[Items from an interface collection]
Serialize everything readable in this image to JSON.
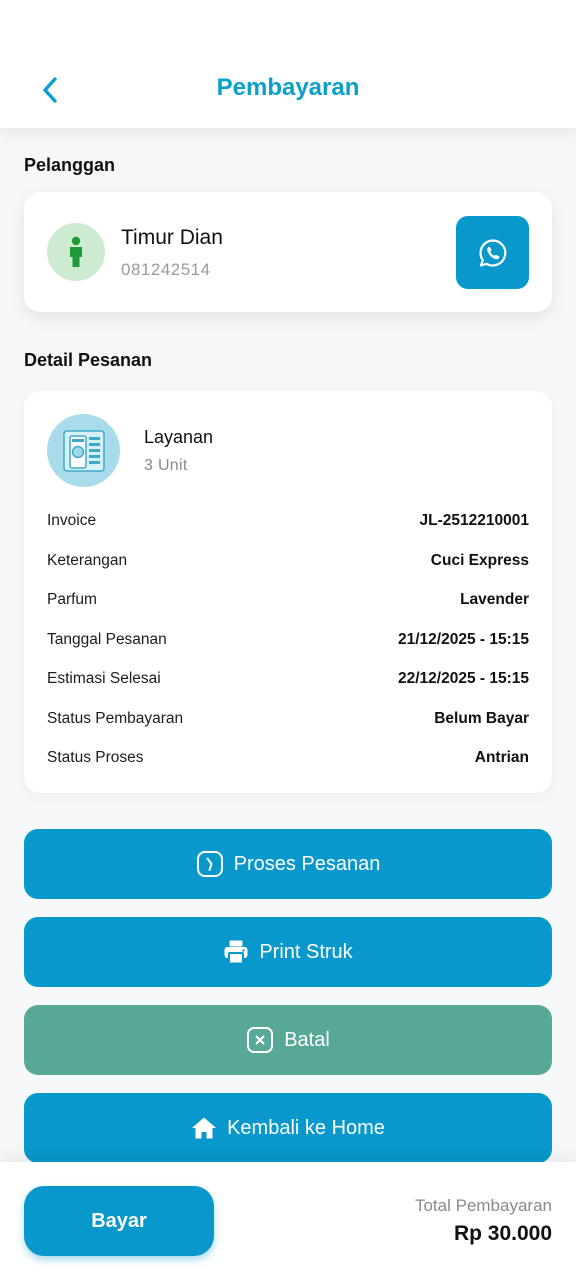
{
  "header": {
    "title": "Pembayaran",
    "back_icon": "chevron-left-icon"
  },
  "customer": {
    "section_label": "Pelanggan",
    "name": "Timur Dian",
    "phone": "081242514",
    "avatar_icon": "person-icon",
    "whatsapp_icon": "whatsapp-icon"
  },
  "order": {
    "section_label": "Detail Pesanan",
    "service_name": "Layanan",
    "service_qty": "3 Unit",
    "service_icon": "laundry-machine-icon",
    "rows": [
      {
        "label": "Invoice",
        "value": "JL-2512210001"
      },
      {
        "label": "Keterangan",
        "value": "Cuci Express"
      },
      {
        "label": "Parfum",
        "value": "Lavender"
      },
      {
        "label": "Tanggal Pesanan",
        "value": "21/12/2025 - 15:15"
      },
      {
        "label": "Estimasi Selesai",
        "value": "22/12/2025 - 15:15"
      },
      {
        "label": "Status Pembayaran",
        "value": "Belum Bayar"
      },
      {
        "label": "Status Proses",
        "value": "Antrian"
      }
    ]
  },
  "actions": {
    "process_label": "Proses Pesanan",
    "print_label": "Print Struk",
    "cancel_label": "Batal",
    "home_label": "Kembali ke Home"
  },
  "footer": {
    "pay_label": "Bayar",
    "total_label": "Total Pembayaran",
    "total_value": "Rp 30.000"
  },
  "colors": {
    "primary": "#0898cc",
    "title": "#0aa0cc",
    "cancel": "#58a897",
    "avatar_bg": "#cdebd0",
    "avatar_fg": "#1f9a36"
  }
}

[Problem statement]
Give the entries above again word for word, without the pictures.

[Completed exercise]
Serialize everything readable in this image to JSON.
{
  "header": {
    "title": "Pembayaran",
    "back_icon": "chevron-left-icon"
  },
  "customer": {
    "section_label": "Pelanggan",
    "name": "Timur Dian",
    "phone": "081242514",
    "avatar_icon": "person-icon",
    "whatsapp_icon": "whatsapp-icon"
  },
  "order": {
    "section_label": "Detail Pesanan",
    "service_name": "Layanan",
    "service_qty": "3 Unit",
    "service_icon": "laundry-machine-icon",
    "rows": [
      {
        "label": "Invoice",
        "value": "JL-2512210001"
      },
      {
        "label": "Keterangan",
        "value": "Cuci Express"
      },
      {
        "label": "Parfum",
        "value": "Lavender"
      },
      {
        "label": "Tanggal Pesanan",
        "value": "21/12/2025 - 15:15"
      },
      {
        "label": "Estimasi Selesai",
        "value": "22/12/2025 - 15:15"
      },
      {
        "label": "Status Pembayaran",
        "value": "Belum Bayar"
      },
      {
        "label": "Status Proses",
        "value": "Antrian"
      }
    ]
  },
  "actions": {
    "process_label": "Proses Pesanan",
    "print_label": "Print Struk",
    "cancel_label": "Batal",
    "home_label": "Kembali ke Home"
  },
  "footer": {
    "pay_label": "Bayar",
    "total_label": "Total Pembayaran",
    "total_value": "Rp 30.000"
  },
  "colors": {
    "primary": "#0898cc",
    "title": "#0aa0cc",
    "cancel": "#58a897",
    "avatar_bg": "#cdebd0",
    "avatar_fg": "#1f9a36"
  }
}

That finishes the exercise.